Directly derived from the K, the 1927 model S (Sport) had impressively low construction and looked as fast as it was. The engine was bored to 6.8 liters; the Roots blower was gear-driven and set to run at three times crankshaft speed. This boosted maximum power to 180 supercharged and made the SK a genuine 100-mph car. It also featured a new four-speed gearbox with very low numeric ratios (2.76:1 standard, 2.5:1 and 3.08:1 optional), and its light roadster body gave it a curb weight of only 2,867 pounds.
The racing impact of the S was tremendous. During its career it racked up 53 racing victories and 17 speed records, including a German national mark for passenger cars of 110.3 mph. It was expensive, of course, and thus uncommon: most estimates put the total at 149, all built in 1927-1928.
At the end of 1928, Porsche left Daimler-Benz for Steyr in Vienna, and in 1930 he set up his own engineering firm in Zuffenhausen, where he became involved in the Volkswagen project. Meanwhile, he was replaced at Daimler-Benz by his former assistant Hans Nibel, another brilliant technician. Nibel's credits included the great 200-bhp "Blitzen Benz" speed record car of 1910 and a host of fine touring cars in the early Twenties.
Porsche was still at the helm when an even more formidable sporting Mercedes went into production in late 1928: the SS (Super Sport), basically a lighter S (by about 66 pounds) with a more powerful, seven-liter engine. Its blower, providing eight psi boost, was shared with the S, but compression was raised and valves and ports were larger. Maximum supercharged horsepower now rose to 200, top speed to 115 mph, and 0-60 took less than 15 seconds. Such numbers seemed like fiction in the world of 1928, but they were valid enough.
The SS remained in production up to 1933, but very few were constructed after the end of 1929. Total production is estimated at only 109 cars. Next step was the yet-hairier SSK, a short-wheel-base derivative of the SS built alongside it in 1928. As with the 1926 Model K, the letter denoted kurz (short). Its chassis was lighter still at 2,680 pounds. In addition a bigger blower delivering 10 psi boost, gave the SSK engine more power. With the supercharger engaged it put out 225 bhp at 3,200 rpm, good for a sizzling 120-mph top speed under test conditions with perfectly tuned factory examples.

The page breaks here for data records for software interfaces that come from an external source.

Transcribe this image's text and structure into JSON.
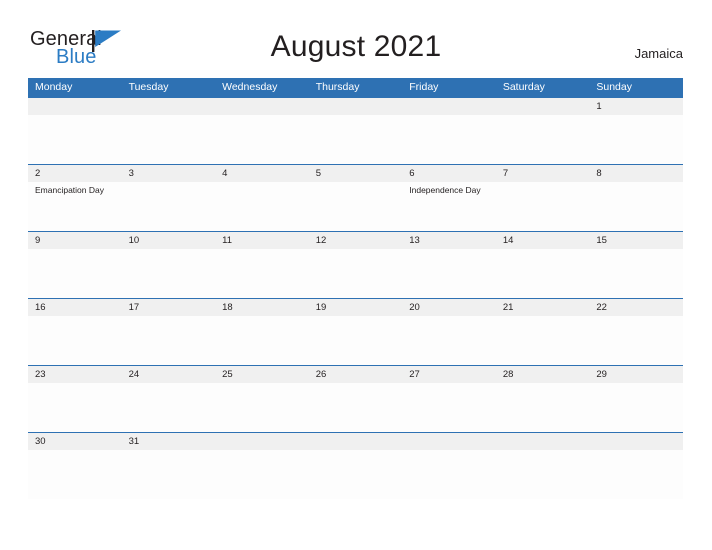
{
  "header": {
    "brand_general": "General",
    "brand_blue": "Blue",
    "brand_flag_icon": "flag-triangle-icon",
    "title": "August 2021",
    "region": "Jamaica",
    "accent_color": "#2e71b3",
    "brand_blue_color": "#2b7cc4",
    "band_color": "#f0f0f0"
  },
  "calendar": {
    "weekdays": [
      "Monday",
      "Tuesday",
      "Wednesday",
      "Thursday",
      "Friday",
      "Saturday",
      "Sunday"
    ],
    "weeks": [
      {
        "days": [
          {
            "num": "",
            "event": ""
          },
          {
            "num": "",
            "event": ""
          },
          {
            "num": "",
            "event": ""
          },
          {
            "num": "",
            "event": ""
          },
          {
            "num": "",
            "event": ""
          },
          {
            "num": "",
            "event": ""
          },
          {
            "num": "1",
            "event": ""
          }
        ]
      },
      {
        "days": [
          {
            "num": "2",
            "event": "Emancipation Day"
          },
          {
            "num": "3",
            "event": ""
          },
          {
            "num": "4",
            "event": ""
          },
          {
            "num": "5",
            "event": ""
          },
          {
            "num": "6",
            "event": "Independence Day"
          },
          {
            "num": "7",
            "event": ""
          },
          {
            "num": "8",
            "event": ""
          }
        ]
      },
      {
        "days": [
          {
            "num": "9",
            "event": ""
          },
          {
            "num": "10",
            "event": ""
          },
          {
            "num": "11",
            "event": ""
          },
          {
            "num": "12",
            "event": ""
          },
          {
            "num": "13",
            "event": ""
          },
          {
            "num": "14",
            "event": ""
          },
          {
            "num": "15",
            "event": ""
          }
        ]
      },
      {
        "days": [
          {
            "num": "16",
            "event": ""
          },
          {
            "num": "17",
            "event": ""
          },
          {
            "num": "18",
            "event": ""
          },
          {
            "num": "19",
            "event": ""
          },
          {
            "num": "20",
            "event": ""
          },
          {
            "num": "21",
            "event": ""
          },
          {
            "num": "22",
            "event": ""
          }
        ]
      },
      {
        "days": [
          {
            "num": "23",
            "event": ""
          },
          {
            "num": "24",
            "event": ""
          },
          {
            "num": "25",
            "event": ""
          },
          {
            "num": "26",
            "event": ""
          },
          {
            "num": "27",
            "event": ""
          },
          {
            "num": "28",
            "event": ""
          },
          {
            "num": "29",
            "event": ""
          }
        ]
      },
      {
        "days": [
          {
            "num": "30",
            "event": ""
          },
          {
            "num": "31",
            "event": ""
          },
          {
            "num": "",
            "event": ""
          },
          {
            "num": "",
            "event": ""
          },
          {
            "num": "",
            "event": ""
          },
          {
            "num": "",
            "event": ""
          },
          {
            "num": "",
            "event": ""
          }
        ]
      }
    ]
  }
}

The SSK enjoyed a brilliant competition career. Caracciola scored its first victory at the Gabelbach hillclimb in 1928, then repeated Model S wins at Frieburg and Semmering. In 1930, he won the Irish Grand Prix in an SSK against a host of open-wheel racing cars.
On track or road the SSK was truly a supercar. Britain's The Motor published a test in June 1931 and said the results (0-90 in 45 seconds, top speed 103.2) fell short of expectations. Considering the state of the art in the early 1930s, the editors must have expected a great deal, for such performance was then unequalled by any other car in the world. The number of SSKs built is estimated at 31, all from 1928 to 1931.
On the next page, learn about the light-weight SSKL.